  • Creating an administrative rule to easily add to the list of available glazing options in the future.
  • Requiring special glazing on ground floor windows to help meet City goals for active ground floor use.  

PSC Action: Supported the proposed staff amendments.


Approximately 24 acres of ecoroofs have been installed on top of Portland buildings since the 1990s. Ecoroofs enhance the quality of urban life by providing multiple environmental, economic and human health benefits, including:

  • Reducing the costs of heating and cooling in a building throughout the year by insulating the building’s roof.
  • Improving air quality.
  • Reducing the heat island effect, thus keeping the Central City cooler.
  • Increasing urban green spaces for rest, recreation and beauty.
  • Providing urban habitat for birds and pollinators.
  • Protecting a roof’s membrane from sun exposure while increasing its functional life.
  • Managing stormwater in densely developed areas while also allowing more flexibility in building and site design.

Toronto is well known for its ecoroof requirements for new development, while other cities like Chicago and San Francisco have a mix of requirements and incentives.

The proposed standard for ecoroofs in Portland’s Central City applies to new development in the CX, EX, RX and IG1 zones and only to buildings larger than 20,000 square feet. The building’s roof top must be covered with at least 60-percent ecoroof with a few exemptions for solar panels, mechanical equipment and fire evacuation routes.

Public testimony asked for the regulation to be applied to smaller buildings, to cover more of the rooftop, and to allow more space for tenant amenities, like rooftop patios. Others were concerned about the cost of the regulation and asked the Commission to consider other types of roofs like white roofs or cool roofs.

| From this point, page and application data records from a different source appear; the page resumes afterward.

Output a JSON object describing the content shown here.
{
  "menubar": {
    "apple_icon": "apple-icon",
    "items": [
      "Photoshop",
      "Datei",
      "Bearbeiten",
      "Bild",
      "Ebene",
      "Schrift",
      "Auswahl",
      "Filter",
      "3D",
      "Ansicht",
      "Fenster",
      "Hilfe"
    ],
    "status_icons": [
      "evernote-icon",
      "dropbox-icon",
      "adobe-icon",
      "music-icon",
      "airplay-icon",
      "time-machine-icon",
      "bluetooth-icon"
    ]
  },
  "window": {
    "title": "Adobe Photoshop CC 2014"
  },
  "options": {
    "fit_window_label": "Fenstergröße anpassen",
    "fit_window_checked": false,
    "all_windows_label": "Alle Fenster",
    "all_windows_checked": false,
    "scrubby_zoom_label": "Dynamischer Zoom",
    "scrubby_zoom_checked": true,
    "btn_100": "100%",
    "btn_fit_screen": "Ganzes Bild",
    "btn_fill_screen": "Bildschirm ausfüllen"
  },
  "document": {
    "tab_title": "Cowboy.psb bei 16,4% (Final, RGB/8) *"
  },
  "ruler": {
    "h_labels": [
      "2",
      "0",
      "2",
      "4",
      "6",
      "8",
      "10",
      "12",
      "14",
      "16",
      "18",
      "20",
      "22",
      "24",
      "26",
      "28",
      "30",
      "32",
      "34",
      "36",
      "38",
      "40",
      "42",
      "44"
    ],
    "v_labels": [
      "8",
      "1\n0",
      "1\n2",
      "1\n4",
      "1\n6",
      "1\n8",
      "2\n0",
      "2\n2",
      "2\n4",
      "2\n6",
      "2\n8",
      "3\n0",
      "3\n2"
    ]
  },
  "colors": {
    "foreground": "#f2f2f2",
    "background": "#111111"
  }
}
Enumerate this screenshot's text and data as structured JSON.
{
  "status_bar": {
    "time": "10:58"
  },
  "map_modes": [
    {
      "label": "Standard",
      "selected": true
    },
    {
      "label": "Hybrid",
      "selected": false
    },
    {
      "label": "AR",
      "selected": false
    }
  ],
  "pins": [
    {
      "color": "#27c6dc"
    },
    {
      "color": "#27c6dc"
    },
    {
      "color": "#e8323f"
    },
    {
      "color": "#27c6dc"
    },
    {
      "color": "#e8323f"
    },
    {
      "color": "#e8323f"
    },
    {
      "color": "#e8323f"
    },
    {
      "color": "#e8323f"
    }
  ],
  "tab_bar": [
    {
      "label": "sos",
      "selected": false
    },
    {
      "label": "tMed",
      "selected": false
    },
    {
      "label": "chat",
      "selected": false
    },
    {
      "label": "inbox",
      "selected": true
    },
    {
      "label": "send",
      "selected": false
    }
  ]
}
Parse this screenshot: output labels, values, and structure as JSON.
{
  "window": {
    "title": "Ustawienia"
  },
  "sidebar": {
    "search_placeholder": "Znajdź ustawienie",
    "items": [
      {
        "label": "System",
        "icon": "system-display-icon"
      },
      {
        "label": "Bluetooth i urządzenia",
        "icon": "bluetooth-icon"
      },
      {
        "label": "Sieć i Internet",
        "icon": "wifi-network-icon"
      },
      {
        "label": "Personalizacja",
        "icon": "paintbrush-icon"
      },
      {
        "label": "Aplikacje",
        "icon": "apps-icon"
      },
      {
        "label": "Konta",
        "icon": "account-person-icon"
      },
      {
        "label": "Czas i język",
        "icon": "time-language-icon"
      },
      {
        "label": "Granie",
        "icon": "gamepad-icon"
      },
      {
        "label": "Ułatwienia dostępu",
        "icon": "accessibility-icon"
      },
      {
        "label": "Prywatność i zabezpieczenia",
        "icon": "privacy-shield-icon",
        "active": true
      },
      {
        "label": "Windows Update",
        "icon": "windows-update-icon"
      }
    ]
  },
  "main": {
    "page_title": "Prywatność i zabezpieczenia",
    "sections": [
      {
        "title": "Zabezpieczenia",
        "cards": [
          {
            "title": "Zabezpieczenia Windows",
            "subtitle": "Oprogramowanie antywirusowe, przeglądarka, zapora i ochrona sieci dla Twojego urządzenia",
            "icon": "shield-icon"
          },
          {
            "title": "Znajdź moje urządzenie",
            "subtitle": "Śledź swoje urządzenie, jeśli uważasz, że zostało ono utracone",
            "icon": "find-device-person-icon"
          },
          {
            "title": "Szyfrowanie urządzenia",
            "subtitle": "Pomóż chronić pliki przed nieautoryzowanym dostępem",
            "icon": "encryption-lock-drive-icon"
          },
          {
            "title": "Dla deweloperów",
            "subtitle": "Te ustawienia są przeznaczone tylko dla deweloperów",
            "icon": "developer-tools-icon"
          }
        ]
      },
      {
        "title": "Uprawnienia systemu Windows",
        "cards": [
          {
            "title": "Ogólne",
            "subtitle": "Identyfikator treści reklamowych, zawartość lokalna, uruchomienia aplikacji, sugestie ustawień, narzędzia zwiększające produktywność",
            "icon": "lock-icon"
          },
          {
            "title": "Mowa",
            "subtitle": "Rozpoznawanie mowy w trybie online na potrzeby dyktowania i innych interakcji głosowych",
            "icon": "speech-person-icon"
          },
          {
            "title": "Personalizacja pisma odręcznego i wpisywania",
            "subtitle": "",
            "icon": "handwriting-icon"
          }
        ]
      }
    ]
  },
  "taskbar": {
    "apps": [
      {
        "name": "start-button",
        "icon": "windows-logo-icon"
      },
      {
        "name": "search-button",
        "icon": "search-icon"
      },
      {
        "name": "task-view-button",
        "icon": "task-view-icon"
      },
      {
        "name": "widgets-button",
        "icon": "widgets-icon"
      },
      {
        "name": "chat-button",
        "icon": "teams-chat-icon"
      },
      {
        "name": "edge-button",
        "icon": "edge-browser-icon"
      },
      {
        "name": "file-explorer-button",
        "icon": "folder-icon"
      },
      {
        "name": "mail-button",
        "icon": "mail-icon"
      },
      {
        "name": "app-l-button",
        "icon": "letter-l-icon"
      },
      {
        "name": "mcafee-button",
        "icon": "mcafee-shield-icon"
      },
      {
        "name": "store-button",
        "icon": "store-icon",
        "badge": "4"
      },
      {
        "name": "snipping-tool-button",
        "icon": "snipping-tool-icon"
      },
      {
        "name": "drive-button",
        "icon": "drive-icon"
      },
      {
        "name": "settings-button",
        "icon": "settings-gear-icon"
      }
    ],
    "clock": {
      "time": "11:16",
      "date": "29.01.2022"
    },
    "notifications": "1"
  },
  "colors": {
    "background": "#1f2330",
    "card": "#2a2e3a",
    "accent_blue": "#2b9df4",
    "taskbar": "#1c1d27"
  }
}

PSC Action: The PSC supported the requirement in the Proposed Draft, but expanded the stated purpose to include managing stormwater, reducing urban heat island effects and improving air quality.

In addition, Commissioners requested further research to evaluate other types of green roofs, such as roof top gardens and landscaped areas, to see if these could meet the stormwater requirement. They also requested research on the use of ecoroofs on wood frame buildings.

Cost Analysis 
After the Central City 2035 hearings in summer 2016, the PSC requested an analysis of the cumulative cost that proposed new regulations could add to the price of new development so they could consider both the public benefits as well as their potential impact on the feasibility, scale and pace of development in the Central City. Portland Development Commission (PDC) and BPS contracted with EcoNorthwest (EcoNW) to analyze the impact of the following four new policies on future development:

  1. Changes to Parks System Development Charges (SDC)
  2. New Construction Excise Tax (CET)
  3. New Inclusionary Housing Program requirements (IHP)
  4. New green building requirements (including low carbon building registration, and standards for bird safe glazing and ecoroofs)

 Findings from the study indicated:

  • Parks and Recreation SCDs and the CET could add 0.97 and 0.01 percent, respectively, to development costs.
  • New inclusionary housing requirements could add up to 3 percent to development costs. However, the Housing Bureau would offer offsets for projects in the Central City, including a 10-year property tax exemption on all residential units (market rate and affordable). This would more than make up for the additional cost of IH requirements.
  • Green building requirements would make up approximately 1 percent of total project costs but could be 1.5 to 3.5-percent higher, if a project pursues full low-carbon building certification.

Staff indicated that while these additional project costs may have an impact, overall project feasibility is much more affected by construction costs, lease rates, land values and financial costs.

Next Meeting
The next PSC worksession will be on February 14, 2017. The agenda and materials are located here. More information about other work sessions is here